The 6 Obese and Overweight Body "Lifestyle Types" are:

1 Overconsumption (Eating Too Much) Food
2 Nervous Stomach
3 Gluten Intolerance/Sensitivity
4 Metabolic Obesity
5 Venous Circulation
6 Inactivity

To learn more about the each of these six types of obesity/overweight, go to Healthy Sector - Now You Can Find Out Which Body Part Has the Most Fat According to Your Lifestyle and How to Deal With It.  

Compare 21 Popular Diets
10 Tips for Guaranteed Weight Loss
5 Proven Ways to Lose Weight and Keep It Off
Weight Loss - 8 Secret Weapon Foods

Physical Activity Pyramid [Infographic]
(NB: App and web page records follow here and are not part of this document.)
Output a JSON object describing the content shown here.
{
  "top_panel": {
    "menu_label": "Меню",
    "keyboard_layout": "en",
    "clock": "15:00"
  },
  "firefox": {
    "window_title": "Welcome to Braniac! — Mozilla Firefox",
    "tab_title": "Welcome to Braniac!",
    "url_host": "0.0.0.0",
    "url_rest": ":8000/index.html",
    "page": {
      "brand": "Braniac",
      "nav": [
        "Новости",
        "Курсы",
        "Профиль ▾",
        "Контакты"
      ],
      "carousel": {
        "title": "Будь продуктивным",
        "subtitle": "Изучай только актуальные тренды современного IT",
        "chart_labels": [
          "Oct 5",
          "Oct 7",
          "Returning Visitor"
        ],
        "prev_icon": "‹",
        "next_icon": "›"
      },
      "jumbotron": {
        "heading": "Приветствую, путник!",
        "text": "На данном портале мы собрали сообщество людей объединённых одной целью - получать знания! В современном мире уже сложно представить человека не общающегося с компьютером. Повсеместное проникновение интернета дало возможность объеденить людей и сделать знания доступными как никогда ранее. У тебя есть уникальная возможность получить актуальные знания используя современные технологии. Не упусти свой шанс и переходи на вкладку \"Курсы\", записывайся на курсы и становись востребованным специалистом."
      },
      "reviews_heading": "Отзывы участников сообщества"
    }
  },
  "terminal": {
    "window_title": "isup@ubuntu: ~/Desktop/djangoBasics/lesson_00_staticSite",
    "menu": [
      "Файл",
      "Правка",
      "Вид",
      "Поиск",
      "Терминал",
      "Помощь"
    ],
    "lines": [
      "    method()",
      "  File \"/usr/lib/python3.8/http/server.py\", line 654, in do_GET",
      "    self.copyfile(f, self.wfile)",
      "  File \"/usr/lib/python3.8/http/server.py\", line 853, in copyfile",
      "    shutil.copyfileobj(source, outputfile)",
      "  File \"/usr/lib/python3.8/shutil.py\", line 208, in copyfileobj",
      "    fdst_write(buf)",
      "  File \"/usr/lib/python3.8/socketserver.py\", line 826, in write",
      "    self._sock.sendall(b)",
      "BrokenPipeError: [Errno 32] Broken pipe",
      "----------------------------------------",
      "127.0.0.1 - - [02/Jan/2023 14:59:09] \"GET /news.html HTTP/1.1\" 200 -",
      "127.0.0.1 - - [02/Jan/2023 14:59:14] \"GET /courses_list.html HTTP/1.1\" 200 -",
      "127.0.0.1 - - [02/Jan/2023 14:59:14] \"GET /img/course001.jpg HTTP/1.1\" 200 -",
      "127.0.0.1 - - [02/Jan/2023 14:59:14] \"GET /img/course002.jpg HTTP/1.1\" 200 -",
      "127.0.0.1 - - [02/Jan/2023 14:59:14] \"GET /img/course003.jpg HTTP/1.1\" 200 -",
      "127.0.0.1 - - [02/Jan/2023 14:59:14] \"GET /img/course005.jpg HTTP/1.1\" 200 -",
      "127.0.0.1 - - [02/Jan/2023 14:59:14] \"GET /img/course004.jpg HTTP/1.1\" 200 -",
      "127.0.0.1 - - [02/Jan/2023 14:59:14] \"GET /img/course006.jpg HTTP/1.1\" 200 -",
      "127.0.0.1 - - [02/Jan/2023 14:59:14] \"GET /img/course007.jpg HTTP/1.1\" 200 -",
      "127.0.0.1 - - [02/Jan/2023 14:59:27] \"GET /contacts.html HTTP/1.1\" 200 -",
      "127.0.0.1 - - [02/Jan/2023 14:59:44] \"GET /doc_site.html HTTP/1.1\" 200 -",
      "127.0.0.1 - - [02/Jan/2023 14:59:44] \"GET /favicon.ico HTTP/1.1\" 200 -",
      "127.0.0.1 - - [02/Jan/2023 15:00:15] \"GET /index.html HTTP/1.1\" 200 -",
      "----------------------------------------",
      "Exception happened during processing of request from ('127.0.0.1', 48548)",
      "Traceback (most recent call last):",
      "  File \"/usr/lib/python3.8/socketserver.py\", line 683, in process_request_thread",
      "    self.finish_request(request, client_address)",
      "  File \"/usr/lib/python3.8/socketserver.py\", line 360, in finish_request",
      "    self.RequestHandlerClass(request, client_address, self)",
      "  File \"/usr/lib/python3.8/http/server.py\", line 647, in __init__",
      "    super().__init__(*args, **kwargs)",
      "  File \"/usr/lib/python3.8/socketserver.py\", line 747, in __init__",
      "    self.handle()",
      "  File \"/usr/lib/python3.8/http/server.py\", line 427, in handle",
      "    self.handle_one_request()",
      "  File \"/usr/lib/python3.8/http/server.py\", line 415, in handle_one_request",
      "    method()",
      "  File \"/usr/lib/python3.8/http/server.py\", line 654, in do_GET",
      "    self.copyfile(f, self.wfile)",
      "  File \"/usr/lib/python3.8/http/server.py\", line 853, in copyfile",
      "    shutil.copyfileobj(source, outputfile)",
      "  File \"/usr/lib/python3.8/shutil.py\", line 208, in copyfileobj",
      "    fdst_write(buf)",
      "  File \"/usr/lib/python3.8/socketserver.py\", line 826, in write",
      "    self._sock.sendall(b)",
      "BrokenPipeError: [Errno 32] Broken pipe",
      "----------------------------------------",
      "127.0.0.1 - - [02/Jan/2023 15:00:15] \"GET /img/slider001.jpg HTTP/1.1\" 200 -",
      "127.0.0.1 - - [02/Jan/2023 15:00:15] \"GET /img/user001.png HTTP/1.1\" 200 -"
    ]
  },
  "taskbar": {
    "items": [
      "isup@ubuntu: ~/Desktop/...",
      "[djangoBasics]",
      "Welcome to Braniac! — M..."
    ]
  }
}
Physical Activity Pyramid
A sedentary lifestyle over an extended period of time is thought to contribute to (or may even be directly responsible for) all kinds of health problems including weight gain and obesity, loss of muscle and bone, and a sundry of serious chronic diseases.

The U.S. Department of Health and Human Services and many health and wellness experts advise adopting a more active lifestyle which includes at least 60 minutes of physical activity a day.  The actual type of physical activity that an individual should engage in depends on various factors including his or her age, fitness level, and any physical limitations.  Persons who have been sedentary, are pregnant or nursing, or have a medical condition should always consult with a healthcare professional before starting an exercise program.

That said, many sedentary but otherwise healthy individuals often don't know where to start or how to proceed as they get in better physical shape.  This Physical Activity Pyramid from Fitness for Life  by Charles B. Corbin and Guy Le Masurier can help to serve as a guideline for how much, how often and what type of exercise is generally recommended.  For more information, including an excerpt from the book, visit The Physical Activity Pyramid at (where we found this infographic).

Infographic:  12 Mental Benefits of Exercise
Infographic:  The Happiness Effect - How Exercise Makes You Happy
Related Posts Plugin for WordPress, Blogger...